are over the border.
Many a banner spread flutters above your head, Many a crest that is famous in story; Mount and make ready, then, sons of the mountain glen!
Fight for the King and the old Scottish border!
The Major and Mr. Furay are engaged in a tremendous dispute.
Furay is positive he can not be mistaken, and the Major laughs him to scorn.
When these gentlemen lock horns in dead earnest the clatter of words becomes terrible, and the combat ends only when both fall oFuray is positive he can not be mistaken, and the Major laughs him to scorn.
When these gentlemen lock horns in dead earnest the clatter of words becomes terrible, and the combat ends only when both fall on their cots exhausted.
The Colonel's resignation has been accepted.
He delivered his valedictory to the regiment this evening.
Subsequently he passed through the company quarters, shaking hands with the boys and bidding them farewell.
Still later he made a speech, in which he called God to witness that he was a loyal man, and promised to pray for us all. The regiment is disorderly, if not mutinous even.
The best thing he can do for it and himself is to get out.
od an‘ fat, sah; sometimes he too fat.
We move at ten o'clock to-morrow.
We have settled down at Mitchellville for a few days.
After dinner Furay and I rode six miles beyond this, on the road to Nashville, to the house of a Union farmer whose acquaintance I made last spring.

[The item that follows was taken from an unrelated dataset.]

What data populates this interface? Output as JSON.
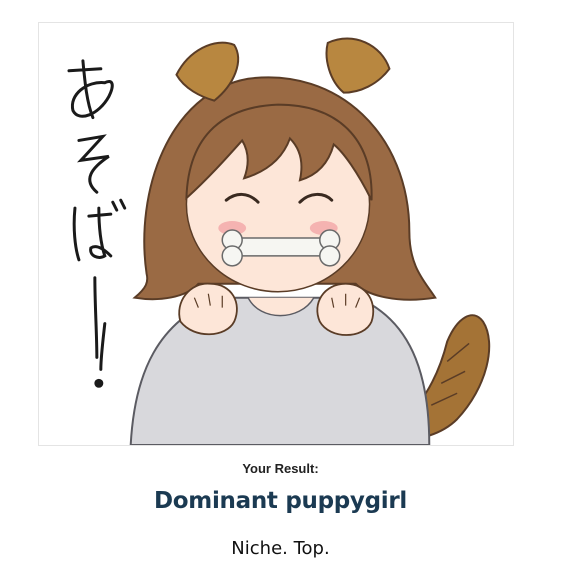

The old gentleman was very glad he watch, expecting the guerrilla bands, which rendezvous at Tyree Springs, ten miles distant, to come for the purpose of taking him away.
When, therefore, he saw Furay and me galloping up to the house, he mounted his horse and rode for the woods as fast as his steed could carry him. After we had been there half an hour, he returne had a splendid supper: chicken, pork, ham, milk, pumpkin pie; in short, there was every thing on the table that a hungry man could desire.
I had introduced Mr. Furay as the correspondent of the Cincinnati Gazette; but the good folks, not understanding this long title exactly, dubbed him Doctor.
There were three strapping gir
last summer, when General T. T. Crittenden was taken, and lost quite a number of men, horses, and one gun, in the battle of Stone river.
At midnight orderlies went clattering around the camps with orders for the troops to be supplied with five days provisions, and in readiness to march at a moment's notice.
We expected to be sent away this morning, but no orders have yet come to move.
Mrs. Colonel B. F. Scribner sent me a very handsome bouquet with her compliments.
Mr. Furay accompanied Vallandigham outside the Federal lines, and received from him a parting declaration, written in pencil and signed by himself, wherein he claimed that he was a citizen of Ohio and of the United States, brought there by force and against his will, and that he delivered himself up as a prisoner of war.
Captain Gilbert E. Winters, A. C. S., took tea with me. He is as jovial as the most successful man in the world, and overruns with small jokes and stories, many of whi
neral decay, which should be recognized as the national smell of the Confederacy.
Captain Van Duzer, Superintendent of Military Telegraphs, as soon as he became convinced of the fall of Atlanta, ran through his lines to the city, and instructed an operator to transmit the glad intelligence to Washington, via Cumberland Gap — Wheeler having destroyed the wires between Nashville and Chattanooga.
At one of the repeating stations the operator interrupted the message by asking Is this another Furay?
The query was, in an electrical way, warmly resented.
The despatch passed on, and an answer was received from the War Department four hours after our forces entered the city.
We know of no more modest way, or one more likely to prove convincing to those who claim to think that the fall of Atlanta involves Sherman in fresh difficulties, than to permit the rebels themselves to express their opinion of the matter.
General T. J. Wood's report.
headquarters Third division and Army c